Exercise: Your reply must be the number of lines in the entries that hold the word "Birthday", and nothing else.

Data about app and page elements
*** Block opens ***

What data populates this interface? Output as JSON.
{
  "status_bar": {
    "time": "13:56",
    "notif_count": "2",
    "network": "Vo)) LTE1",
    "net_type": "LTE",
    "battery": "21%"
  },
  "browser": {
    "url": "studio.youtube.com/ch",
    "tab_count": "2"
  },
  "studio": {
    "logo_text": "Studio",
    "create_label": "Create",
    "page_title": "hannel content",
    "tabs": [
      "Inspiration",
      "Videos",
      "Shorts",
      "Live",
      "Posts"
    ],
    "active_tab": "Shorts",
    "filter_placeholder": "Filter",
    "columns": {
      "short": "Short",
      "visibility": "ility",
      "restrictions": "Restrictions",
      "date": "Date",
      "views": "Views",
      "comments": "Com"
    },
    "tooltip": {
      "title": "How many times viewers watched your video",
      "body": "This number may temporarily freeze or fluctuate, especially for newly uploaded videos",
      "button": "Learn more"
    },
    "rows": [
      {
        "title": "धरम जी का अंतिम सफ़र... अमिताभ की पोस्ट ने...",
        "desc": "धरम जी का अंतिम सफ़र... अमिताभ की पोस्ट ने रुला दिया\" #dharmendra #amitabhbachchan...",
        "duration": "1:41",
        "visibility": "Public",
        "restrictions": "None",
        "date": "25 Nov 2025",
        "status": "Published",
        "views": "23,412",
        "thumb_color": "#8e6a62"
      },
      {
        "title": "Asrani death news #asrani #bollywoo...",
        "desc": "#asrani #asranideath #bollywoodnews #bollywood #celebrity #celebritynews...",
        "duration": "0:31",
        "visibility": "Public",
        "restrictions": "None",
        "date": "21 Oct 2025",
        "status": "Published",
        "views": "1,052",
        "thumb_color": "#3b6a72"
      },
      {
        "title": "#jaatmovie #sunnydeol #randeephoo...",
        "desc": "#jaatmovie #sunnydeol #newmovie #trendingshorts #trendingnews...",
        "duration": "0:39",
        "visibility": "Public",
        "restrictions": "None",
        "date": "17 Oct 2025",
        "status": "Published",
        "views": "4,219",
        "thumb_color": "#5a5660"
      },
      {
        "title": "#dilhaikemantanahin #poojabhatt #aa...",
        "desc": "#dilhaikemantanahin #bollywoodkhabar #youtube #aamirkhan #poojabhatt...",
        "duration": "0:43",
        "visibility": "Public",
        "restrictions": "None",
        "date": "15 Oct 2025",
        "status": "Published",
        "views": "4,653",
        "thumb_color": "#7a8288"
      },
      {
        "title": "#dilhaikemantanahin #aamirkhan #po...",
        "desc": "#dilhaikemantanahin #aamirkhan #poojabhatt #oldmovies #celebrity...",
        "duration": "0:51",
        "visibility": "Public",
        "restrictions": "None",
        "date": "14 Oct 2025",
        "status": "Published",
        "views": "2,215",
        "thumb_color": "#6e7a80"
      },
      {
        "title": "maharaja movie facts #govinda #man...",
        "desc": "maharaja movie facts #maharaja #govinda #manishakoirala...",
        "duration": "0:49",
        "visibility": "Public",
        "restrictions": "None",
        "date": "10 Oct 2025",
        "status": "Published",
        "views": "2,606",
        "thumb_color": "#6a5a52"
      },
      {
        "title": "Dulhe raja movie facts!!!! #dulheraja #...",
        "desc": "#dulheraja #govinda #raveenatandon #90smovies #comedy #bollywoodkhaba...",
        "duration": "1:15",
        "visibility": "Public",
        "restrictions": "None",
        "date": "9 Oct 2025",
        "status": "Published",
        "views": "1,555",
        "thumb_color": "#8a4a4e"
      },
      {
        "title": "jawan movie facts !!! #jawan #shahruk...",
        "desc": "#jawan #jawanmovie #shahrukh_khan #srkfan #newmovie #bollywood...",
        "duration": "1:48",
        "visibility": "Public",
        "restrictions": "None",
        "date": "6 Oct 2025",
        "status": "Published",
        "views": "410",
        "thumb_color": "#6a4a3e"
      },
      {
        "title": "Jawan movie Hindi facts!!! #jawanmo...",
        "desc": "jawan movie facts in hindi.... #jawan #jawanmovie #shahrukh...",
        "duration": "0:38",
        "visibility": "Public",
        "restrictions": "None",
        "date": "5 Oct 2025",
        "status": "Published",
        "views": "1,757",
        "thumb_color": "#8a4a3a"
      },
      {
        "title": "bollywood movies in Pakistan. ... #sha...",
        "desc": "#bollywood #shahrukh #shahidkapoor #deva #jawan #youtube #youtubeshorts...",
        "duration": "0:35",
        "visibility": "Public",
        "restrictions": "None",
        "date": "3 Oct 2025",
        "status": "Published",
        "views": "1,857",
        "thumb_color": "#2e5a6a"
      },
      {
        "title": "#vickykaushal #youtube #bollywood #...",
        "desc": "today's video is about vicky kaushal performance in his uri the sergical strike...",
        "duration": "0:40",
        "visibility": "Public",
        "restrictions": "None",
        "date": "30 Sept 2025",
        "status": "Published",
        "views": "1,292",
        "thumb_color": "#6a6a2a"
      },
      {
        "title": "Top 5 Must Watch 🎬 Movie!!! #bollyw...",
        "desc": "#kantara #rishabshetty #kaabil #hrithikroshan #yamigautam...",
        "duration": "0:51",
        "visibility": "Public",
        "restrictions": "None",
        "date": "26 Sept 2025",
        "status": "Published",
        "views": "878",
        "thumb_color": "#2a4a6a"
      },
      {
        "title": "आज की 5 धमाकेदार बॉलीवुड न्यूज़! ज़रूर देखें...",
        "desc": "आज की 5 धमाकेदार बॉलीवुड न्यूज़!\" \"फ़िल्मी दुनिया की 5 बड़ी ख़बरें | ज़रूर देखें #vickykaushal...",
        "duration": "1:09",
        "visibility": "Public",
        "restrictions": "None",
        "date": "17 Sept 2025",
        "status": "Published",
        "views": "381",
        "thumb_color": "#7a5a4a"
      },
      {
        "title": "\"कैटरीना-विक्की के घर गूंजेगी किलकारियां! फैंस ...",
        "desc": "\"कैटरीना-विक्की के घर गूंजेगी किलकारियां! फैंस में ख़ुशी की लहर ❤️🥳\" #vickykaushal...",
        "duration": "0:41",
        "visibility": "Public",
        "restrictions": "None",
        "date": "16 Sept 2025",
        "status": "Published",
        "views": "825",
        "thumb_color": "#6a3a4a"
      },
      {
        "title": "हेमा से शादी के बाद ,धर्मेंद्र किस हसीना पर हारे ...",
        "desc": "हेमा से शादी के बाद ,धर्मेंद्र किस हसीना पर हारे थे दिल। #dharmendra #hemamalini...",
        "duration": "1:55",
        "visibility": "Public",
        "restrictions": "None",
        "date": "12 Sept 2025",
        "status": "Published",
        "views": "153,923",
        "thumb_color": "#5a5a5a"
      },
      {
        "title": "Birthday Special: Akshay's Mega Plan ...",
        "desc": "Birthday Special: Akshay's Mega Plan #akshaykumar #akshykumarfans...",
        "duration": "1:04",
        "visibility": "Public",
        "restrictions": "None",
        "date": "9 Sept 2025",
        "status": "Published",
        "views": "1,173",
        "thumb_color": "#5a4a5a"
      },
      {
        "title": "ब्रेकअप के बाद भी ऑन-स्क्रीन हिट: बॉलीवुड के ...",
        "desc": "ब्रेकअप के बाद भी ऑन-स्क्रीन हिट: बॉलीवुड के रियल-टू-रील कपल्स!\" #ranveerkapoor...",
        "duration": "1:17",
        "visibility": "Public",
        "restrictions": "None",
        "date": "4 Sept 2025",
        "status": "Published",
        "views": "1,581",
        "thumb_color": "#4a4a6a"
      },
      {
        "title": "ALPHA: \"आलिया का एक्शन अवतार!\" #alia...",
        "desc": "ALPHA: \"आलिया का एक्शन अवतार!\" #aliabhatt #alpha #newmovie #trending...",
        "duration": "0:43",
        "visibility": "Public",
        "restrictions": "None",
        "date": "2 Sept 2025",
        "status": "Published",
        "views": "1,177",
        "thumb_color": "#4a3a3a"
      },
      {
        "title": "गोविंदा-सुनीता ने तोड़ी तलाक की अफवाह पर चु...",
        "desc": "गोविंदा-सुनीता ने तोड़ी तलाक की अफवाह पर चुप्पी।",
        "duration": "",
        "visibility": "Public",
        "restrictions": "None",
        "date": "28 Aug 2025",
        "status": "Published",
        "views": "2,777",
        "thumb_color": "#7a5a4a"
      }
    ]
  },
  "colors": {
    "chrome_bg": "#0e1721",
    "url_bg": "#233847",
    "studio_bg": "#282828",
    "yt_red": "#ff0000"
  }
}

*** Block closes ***

Written solution: 2